M.V. MoorheadSeptember 20, 2019
Share This
https://www.phoenixmag.com/wp-content/uploads/2019/08/FridayFlicksUSE.jpg

Opening this weekend:

Rambo: Last Blood—With the obvious exception of Rocky Balboa, troubled Vietnam vet and former POW John Rambo has been Sylvester Stallone’s most enduring character. He debuted in First Blood, the 1982 adaptation of David Morrell’s novel, as a PTSD-afflicted ex-Special Forces drifter who makes some small-town deputies wish they hadn’t messed with him. It was one of Stallone’s more intense and poignant early performances.

The 1985 sequel, Rambo: First Blood Part II, which sent the title character back to Vietnam to rescue surviving American POWs still being held there, turned him into a cartoonish action hero playing out a reactionary revisionist fantasy for that war. In 1988’s Rambo III he battled Soviets in Afghanistan, and in 2008’s Rambo he rescued American missionaries in Burma.

In the latest, the 70-something Stallone plays Rambo training horses on a ranch in Arizona, and helping raise his beautiful 17-year-old niece Gabrielle (Yvette Monreal). The girl runs off to Mexico by herself to visit her long-absent father, but ends up in the clutches of human traffickers.

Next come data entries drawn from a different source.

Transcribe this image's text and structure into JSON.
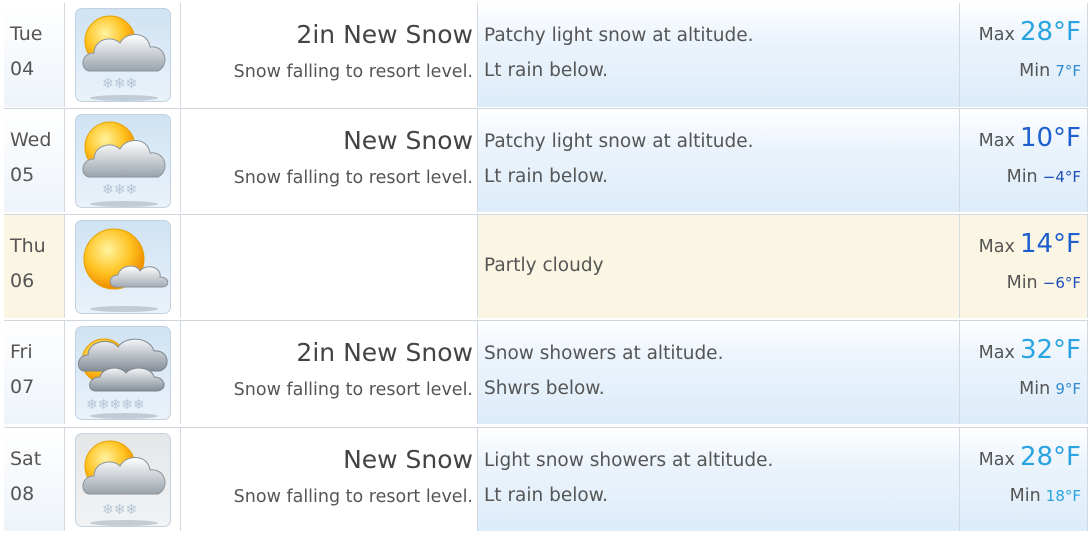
{
  "forecast": [
    {
      "day": "Tue",
      "date": "04",
      "icon": "snow-cloud-sun-icon",
      "snow_title": "2in New Snow",
      "snow_sub": "Snow falling to resort level.",
      "desc_line1": "Patchy light snow at altitude.",
      "desc_line2": "Lt rain below.",
      "max_label": "Max",
      "max_temp": "28°F",
      "max_color": "#29a4e0",
      "min_label": "Min",
      "min_temp": "7°F",
      "min_color": "#2f8ad0"
    },
    {
      "day": "Wed",
      "date": "05",
      "icon": "snow-cloud-sun-icon",
      "snow_title": "New Snow",
      "snow_sub": "Snow falling to resort level.",
      "desc_line1": "Patchy light snow at altitude.",
      "desc_line2": "Lt rain below.",
      "max_label": "Max",
      "max_temp": "10°F",
      "max_color": "#1e5fcf",
      "min_label": "Min",
      "min_temp": "−4°F",
      "min_color": "#1d4fb8"
    },
    {
      "day": "Thu",
      "date": "06",
      "icon": "partly-cloudy-icon",
      "snow_title": "",
      "snow_sub": "",
      "desc_line1": "Partly cloudy",
      "desc_line2": "",
      "max_label": "Max",
      "max_temp": "14°F",
      "max_color": "#1e5fcf",
      "min_label": "Min",
      "min_temp": "−6°F",
      "min_color": "#1d4fb8"
    },
    {
      "day": "Fri",
      "date": "07",
      "icon": "snow-showers-icon",
      "snow_title": "2in New Snow",
      "snow_sub": "Snow falling to resort level.",
      "desc_line1": "Snow showers at altitude.",
      "desc_line2": "Shwrs below.",
      "max_label": "Max",
      "max_temp": "32°F",
      "max_color": "#29a4e0",
      "min_label": "Min",
      "min_temp": "9°F",
      "min_color": "#2f8ad0"
    },
    {
      "day": "Sat",
      "date": "08",
      "icon": "light-snow-sun-icon",
      "snow_title": "New Snow",
      "snow_sub": "Snow falling to resort level.",
      "desc_line1": "Light snow showers at altitude.",
      "desc_line2": "Lt rain below.",
      "max_label": "Max",
      "max_temp": "28°F",
      "max_color": "#29a4e0",
      "min_label": "Min",
      "min_temp": "18°F",
      "min_color": "#29a4e0"
    }
  ]
}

Needless to say, Rambo pursues, and grisly mayhem ensues.

The director, Mel Gibson crony Adrian Grunberg, stages the action with reasonable efficiency, although the gore and dismemberment quotient goes way over the top to the point of camp; one heavy gets the Toshiro Mifune treatment from the end of Kurosawa’s Throne of Blood. There’s a certain undeniable satisfaction in seeing the vile human traffickers suffer the Wrath of Rambo.

But the movie isn’t as much fun as I was hoping for—it’s downbeat and hopeless in tone, like an action-movie King Lear without the poetry. Stallone’s performance feels halfhearted; it doesn’t have the exuberance of which he’s capable. Pas Vega, as a Mexican journalist who comes to Rambo’s aid, shows some promise as a character, but she doesn’t get to do much, and the other actors are mostly genre stock figures. Hopefully, the title of this entry proves accurate.

For more than 50 years, PHOENIX magazine's experienced writers, editors, and designers have captured all sides of the Valley with award-winning and insightful writing, and groundbreaking report and design. Our expository features, narratives, profiles, and investigative features keep our 385,000 readers in touch with the Valley's latest trends, events, personalities and places.